▶ Source records:
BEGIN
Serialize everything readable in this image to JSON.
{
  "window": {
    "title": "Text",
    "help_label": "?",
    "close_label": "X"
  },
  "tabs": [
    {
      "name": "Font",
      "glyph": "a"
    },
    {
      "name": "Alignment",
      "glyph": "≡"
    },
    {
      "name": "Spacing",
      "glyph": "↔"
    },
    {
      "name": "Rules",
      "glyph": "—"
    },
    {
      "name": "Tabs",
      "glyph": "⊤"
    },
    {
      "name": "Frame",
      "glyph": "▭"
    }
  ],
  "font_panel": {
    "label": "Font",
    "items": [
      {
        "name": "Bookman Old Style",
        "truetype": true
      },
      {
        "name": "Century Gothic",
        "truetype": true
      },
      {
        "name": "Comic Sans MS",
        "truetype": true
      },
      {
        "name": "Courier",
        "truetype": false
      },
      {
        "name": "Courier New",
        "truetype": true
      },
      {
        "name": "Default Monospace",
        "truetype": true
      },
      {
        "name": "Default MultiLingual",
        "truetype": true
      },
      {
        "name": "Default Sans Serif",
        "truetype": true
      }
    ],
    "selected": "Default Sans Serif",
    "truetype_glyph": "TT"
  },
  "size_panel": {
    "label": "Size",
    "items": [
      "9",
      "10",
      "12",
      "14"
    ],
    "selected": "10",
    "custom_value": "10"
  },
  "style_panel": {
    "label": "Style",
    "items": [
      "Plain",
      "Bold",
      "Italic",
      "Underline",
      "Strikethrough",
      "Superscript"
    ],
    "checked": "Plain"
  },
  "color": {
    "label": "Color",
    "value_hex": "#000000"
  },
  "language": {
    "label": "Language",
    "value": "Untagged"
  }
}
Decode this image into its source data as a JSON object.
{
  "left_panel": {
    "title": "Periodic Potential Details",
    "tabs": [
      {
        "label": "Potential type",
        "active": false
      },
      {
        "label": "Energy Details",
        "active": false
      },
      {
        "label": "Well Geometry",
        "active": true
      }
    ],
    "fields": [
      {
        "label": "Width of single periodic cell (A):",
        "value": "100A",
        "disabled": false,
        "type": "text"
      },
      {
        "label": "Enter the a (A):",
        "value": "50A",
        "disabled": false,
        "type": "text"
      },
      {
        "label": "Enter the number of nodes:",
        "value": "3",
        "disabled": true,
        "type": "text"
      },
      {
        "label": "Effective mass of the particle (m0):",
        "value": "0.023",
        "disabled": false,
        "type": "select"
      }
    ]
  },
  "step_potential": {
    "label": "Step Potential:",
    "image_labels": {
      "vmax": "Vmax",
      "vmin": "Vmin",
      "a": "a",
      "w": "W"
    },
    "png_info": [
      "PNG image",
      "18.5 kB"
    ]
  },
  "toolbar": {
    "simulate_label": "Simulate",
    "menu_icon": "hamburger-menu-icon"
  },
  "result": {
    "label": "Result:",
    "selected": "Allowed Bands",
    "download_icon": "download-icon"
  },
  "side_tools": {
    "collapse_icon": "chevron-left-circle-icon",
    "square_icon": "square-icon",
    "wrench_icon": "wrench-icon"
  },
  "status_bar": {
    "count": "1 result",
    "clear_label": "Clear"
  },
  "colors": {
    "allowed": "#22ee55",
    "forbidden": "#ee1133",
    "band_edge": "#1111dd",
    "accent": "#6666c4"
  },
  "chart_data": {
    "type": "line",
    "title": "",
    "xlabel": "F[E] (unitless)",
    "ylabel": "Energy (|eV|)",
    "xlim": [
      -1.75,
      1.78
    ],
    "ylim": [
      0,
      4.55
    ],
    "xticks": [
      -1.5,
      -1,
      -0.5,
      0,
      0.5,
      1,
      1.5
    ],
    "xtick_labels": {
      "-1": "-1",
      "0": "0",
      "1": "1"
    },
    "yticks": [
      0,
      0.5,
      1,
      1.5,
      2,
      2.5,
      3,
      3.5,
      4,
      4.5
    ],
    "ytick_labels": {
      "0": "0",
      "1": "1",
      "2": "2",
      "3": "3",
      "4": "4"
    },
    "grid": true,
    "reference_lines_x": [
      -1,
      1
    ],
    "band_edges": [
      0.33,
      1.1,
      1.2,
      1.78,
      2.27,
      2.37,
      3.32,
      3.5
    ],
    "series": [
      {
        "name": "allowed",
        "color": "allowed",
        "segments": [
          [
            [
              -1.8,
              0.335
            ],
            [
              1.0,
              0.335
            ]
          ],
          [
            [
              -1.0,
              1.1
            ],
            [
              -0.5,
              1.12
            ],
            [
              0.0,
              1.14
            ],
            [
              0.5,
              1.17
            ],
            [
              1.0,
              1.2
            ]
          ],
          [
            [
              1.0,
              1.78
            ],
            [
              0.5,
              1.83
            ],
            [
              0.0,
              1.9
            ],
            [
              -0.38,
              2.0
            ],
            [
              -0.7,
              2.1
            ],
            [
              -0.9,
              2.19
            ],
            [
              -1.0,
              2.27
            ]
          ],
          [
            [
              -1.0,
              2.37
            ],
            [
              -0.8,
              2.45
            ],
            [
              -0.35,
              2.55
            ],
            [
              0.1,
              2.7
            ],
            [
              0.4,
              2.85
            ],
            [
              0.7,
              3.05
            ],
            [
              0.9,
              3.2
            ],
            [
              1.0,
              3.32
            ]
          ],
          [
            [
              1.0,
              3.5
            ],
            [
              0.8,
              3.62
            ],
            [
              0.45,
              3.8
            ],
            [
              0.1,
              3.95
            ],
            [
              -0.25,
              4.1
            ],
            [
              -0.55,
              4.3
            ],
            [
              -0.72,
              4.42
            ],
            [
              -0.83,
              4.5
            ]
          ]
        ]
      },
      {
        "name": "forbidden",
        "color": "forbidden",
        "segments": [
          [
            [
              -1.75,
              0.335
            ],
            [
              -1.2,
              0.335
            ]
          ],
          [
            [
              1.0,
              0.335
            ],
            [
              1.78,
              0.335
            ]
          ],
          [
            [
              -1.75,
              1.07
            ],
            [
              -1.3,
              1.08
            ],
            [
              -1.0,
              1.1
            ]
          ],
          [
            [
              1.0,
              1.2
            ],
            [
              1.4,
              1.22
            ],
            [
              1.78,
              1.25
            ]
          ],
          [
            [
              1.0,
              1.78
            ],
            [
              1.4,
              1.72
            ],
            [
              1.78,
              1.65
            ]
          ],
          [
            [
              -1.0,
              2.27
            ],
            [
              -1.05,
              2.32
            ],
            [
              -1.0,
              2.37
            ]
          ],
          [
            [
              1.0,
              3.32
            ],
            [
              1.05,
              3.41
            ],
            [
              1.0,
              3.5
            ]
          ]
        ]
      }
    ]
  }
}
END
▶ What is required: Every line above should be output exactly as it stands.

▶ Your response:
Serialize everything readable in this image to JSON.
{
  "window": {
    "title": "Text",
    "help_label": "?",
    "close_label": "X"
  },
  "tabs": [
    {
      "name": "Font",
      "glyph": "a"
    },
    {
      "name": "Alignment",
      "glyph": "≡"
    },
    {
      "name": "Spacing",
      "glyph": "↔"
    },
    {
      "name": "Rules",
      "glyph": "—"
    },
    {
      "name": "Tabs",
      "glyph": "⊤"
    },
    {
      "name": "Frame",
      "glyph": "▭"
    }
  ],
  "font_panel": {
    "label": "Font",
    "items": [
      {
        "name": "Bookman Old Style",
        "truetype": true
      },
      {
        "name": "Century Gothic",
        "truetype": true
      },
      {
        "name": "Comic Sans MS",
        "truetype": true
      },
      {
        "name": "Courier",
        "truetype": false
      },
      {
        "name": "Courier New",
        "truetype": true
      },
      {
        "name": "Default Monospace",
        "truetype": true
      },
      {
        "name": "Default MultiLingual",
        "truetype": true
      },
      {
        "name": "Default Sans Serif",
        "truetype": true
      }
    ],
    "selected": "Default Sans Serif",
    "truetype_glyph": "TT"
  },
  "size_panel": {
    "label": "Size",
    "items": [
      "9",
      "10",
      "12",
      "14"
    ],
    "selected": "10",
    "custom_value": "10"
  },
  "style_panel": {
    "label": "Style",
    "items": [
      "Plain",
      "Bold",
      "Italic",
      "Underline",
      "Strikethrough",
      "Superscript"
    ],
    "checked": "Plain"
  },
  "color": {
    "label": "Color",
    "value_hex": "#000000"
  },
  "language": {
    "label": "Language",
    "value": "Untagged"
  }
}
Decode this image into its source data as a JSON object.
{
  "left_panel": {
    "title": "Periodic Potential Details",
    "tabs": [
      {
        "label": "Potential type",
        "active": false
      },
      {
        "label": "Energy Details",
        "active": false
      },
      {
        "label": "Well Geometry",
        "active": true
      }
    ],
    "fields": [
      {
        "label": "Width of single periodic cell (A):",
        "value": "100A",
        "disabled": false,
        "type": "text"
      },
      {
        "label": "Enter the a (A):",
        "value": "50A",
        "disabled": false,
        "type": "text"
      },
      {
        "label": "Enter the number of nodes:",
        "value": "3",
        "disabled": true,
        "type": "text"
      },
      {
        "label": "Effective mass of the particle (m0):",
        "value": "0.023",
        "disabled": false,
        "type": "select"
      }
    ]
  },
  "step_potential": {
    "label": "Step Potential:",
    "image_labels": {
      "vmax": "Vmax",
      "vmin": "Vmin",
      "a": "a",
      "w": "W"
    },
    "png_info": [
      "PNG image",
      "18.5 kB"
    ]
  },
  "toolbar": {
    "simulate_label": "Simulate",
    "menu_icon": "hamburger-menu-icon"
  },
  "result": {
    "label": "Result:",
    "selected": "Allowed Bands",
    "download_icon": "download-icon"
  },
  "side_tools": {
    "collapse_icon": "chevron-left-circle-icon",
    "square_icon": "square-icon",
    "wrench_icon": "wrench-icon"
  },
  "status_bar": {
    "count": "1 result",
    "clear_label": "Clear"
  },
  "colors": {
    "allowed": "#22ee55",
    "forbidden": "#ee1133",
    "band_edge": "#1111dd",
    "accent": "#6666c4"
  },
  "chart_data": {
    "type": "line",
    "title": "",
    "xlabel": "F[E] (unitless)",
    "ylabel": "Energy (|eV|)",
    "xlim": [
      -1.75,
      1.78
    ],
    "ylim": [
      0,
      4.55
    ],
    "xticks": [
      -1.5,
      -1,
      -0.5,
      0,
      0.5,
      1,
      1.5
    ],
    "xtick_labels": {
      "-1": "-1",
      "0": "0",
      "1": "1"
    },
    "yticks": [
      0,
      0.5,
      1,
      1.5,
      2,
      2.5,
      3,
      3.5,
      4,
      4.5
    ],
    "ytick_labels": {
      "0": "0",
      "1": "1",
      "2": "2",
      "3": "3",
      "4": "4"
    },
    "grid": true,
    "reference_lines_x": [
      -1,
      1
    ],
    "band_edges": [
      0.33,
      1.1,
      1.2,
      1.78,
      2.27,
      2.37,
      3.32,
      3.5
    ],
    "series": [
      {
        "name": "allowed",
        "color": "allowed",
        "segments": [
          [
            [
              -1.8,
              0.335
            ],
            [
              1.0,
              0.335
            ]
          ],
          [
            [
              -1.0,
              1.1
            ],
            [
              -0.5,
              1.12
            ],
            [
              0.0,
              1.14
            ],
            [
              0.5,
              1.17
            ],
            [
              1.0,
              1.2
            ]
          ],
          [
            [
              1.0,
              1.78
            ],
            [
              0.5,
              1.83
            ],
            [
              0.0,
              1.9
            ],
            [
              -0.38,
              2.0
            ],
            [
              -0.7,
              2.1
            ],
            [
              -0.9,
              2.19
            ],
            [
              -1.0,
              2.27
            ]
          ],
          [
            [
              -1.0,
              2.37
            ],
            [
              -0.8,
              2.45
            ],
            [
              -0.35,
              2.55
            ],
            [
              0.1,
              2.7
            ],
            [
              0.4,
              2.85
            ],
            [
              0.7,
              3.05
            ],
            [
              0.9,
              3.2
            ],
            [
              1.0,
              3.32
            ]
          ],
          [
            [
              1.0,
              3.5
            ],
            [
              0.8,
              3.62
            ],
            [
              0.45,
              3.8
            ],
            [
              0.1,
              3.95
            ],
            [
              -0.25,
              4.1
            ],
            [
              -0.55,
              4.3
            ],
            [
              -0.72,
              4.42
            ],
            [
              -0.83,
              4.5
            ]
          ]
        ]
      },
      {
        "name": "forbidden",
        "color": "forbidden",
        "segments": [
          [
            [
              -1.75,
              0.335
            ],
            [
              -1.2,
              0.335
            ]
          ],
          [
            [
              1.0,
              0.335
            ],
            [
              1.78,
              0.335
            ]
          ],
          [
            [
              -1.75,
              1.07
            ],
            [
              -1.3,
              1.08
            ],
            [
              -1.0,
              1.1
            ]
          ],
          [
            [
              1.0,
              1.2
            ],
            [
              1.4,
              1.22
            ],
            [
              1.78,
              1.25
            ]
          ],
          [
            [
              1.0,
              1.78
            ],
            [
              1.4,
              1.72
            ],
            [
              1.78,
              1.65
            ]
          ],
          [
            [
              -1.0,
              2.27
            ],
            [
              -1.05,
              2.32
            ],
            [
              -1.0,
              2.37
            ]
          ],
          [
            [
              1.0,
              3.32
            ],
            [
              1.05,
              3.41
            ],
            [
              1.0,
              3.5
            ]
          ]
        ]
      }
    ]
  }
}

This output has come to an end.